**DATA SHOWN**

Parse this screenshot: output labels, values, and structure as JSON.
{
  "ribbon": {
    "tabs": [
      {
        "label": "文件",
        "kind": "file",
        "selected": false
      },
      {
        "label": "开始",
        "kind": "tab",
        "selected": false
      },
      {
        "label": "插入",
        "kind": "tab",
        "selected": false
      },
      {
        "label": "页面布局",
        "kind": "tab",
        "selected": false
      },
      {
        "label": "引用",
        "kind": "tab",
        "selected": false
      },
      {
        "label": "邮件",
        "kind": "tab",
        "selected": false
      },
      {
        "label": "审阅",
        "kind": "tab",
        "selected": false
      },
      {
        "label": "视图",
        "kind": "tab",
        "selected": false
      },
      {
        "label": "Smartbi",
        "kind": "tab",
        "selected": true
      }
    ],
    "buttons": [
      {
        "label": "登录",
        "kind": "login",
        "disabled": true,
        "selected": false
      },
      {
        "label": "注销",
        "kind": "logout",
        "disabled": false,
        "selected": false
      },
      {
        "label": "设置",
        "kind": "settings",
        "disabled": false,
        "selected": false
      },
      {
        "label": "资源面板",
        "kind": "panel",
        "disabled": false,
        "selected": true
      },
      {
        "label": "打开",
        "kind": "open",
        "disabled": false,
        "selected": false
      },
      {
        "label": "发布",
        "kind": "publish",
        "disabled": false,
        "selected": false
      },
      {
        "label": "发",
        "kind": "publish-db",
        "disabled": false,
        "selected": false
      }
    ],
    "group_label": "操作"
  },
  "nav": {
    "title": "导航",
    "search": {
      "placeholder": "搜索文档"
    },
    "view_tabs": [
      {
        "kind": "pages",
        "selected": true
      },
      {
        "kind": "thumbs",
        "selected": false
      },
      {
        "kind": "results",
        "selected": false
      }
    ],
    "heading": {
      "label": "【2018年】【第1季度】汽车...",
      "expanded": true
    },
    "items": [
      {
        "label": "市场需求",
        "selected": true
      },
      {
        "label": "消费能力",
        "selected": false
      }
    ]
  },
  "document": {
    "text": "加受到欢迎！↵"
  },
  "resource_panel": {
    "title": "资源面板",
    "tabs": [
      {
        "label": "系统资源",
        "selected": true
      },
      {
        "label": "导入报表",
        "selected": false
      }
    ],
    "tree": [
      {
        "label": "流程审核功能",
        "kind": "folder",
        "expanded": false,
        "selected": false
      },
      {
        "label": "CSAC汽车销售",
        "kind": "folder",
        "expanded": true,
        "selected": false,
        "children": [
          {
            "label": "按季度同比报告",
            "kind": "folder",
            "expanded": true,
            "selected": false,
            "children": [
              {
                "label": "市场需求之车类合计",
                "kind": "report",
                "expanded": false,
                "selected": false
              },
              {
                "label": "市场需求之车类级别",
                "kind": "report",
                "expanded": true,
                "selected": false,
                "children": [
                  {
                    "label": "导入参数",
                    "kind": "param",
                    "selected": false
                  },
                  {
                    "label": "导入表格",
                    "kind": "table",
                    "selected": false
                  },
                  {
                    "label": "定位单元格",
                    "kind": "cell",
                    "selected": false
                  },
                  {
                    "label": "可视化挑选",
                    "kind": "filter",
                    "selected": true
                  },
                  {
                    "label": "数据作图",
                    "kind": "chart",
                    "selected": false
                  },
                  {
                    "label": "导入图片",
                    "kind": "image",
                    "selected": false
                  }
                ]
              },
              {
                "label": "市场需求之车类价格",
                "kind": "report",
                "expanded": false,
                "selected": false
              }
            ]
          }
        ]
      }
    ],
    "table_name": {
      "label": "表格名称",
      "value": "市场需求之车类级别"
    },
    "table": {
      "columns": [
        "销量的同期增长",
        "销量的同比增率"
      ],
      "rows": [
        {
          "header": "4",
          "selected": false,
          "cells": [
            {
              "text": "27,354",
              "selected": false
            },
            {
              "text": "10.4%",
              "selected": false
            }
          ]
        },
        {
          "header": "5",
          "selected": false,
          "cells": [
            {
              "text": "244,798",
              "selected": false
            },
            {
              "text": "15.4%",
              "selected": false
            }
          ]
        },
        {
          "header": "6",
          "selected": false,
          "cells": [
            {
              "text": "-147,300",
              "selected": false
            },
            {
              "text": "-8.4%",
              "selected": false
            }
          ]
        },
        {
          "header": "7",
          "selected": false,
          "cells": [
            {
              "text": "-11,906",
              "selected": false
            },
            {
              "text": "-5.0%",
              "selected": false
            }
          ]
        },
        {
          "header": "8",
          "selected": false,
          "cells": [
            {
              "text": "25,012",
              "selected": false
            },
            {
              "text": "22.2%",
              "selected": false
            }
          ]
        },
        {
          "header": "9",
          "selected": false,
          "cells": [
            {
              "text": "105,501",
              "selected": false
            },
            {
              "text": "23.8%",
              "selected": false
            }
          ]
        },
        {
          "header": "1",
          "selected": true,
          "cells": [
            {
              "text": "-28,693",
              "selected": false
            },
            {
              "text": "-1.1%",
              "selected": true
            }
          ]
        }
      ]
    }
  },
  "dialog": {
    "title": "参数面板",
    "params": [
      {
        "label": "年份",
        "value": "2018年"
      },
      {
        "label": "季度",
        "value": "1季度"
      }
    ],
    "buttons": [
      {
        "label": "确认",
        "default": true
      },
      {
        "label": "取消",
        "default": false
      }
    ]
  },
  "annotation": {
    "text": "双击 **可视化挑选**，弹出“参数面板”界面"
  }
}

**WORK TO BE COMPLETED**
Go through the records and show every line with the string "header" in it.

**ANSWER BELOW**
          "header": "4",
          "header": "5",
          "header": "6",
          "header": "7",
          "header": "8",
          "header": "9",
          "header": "1",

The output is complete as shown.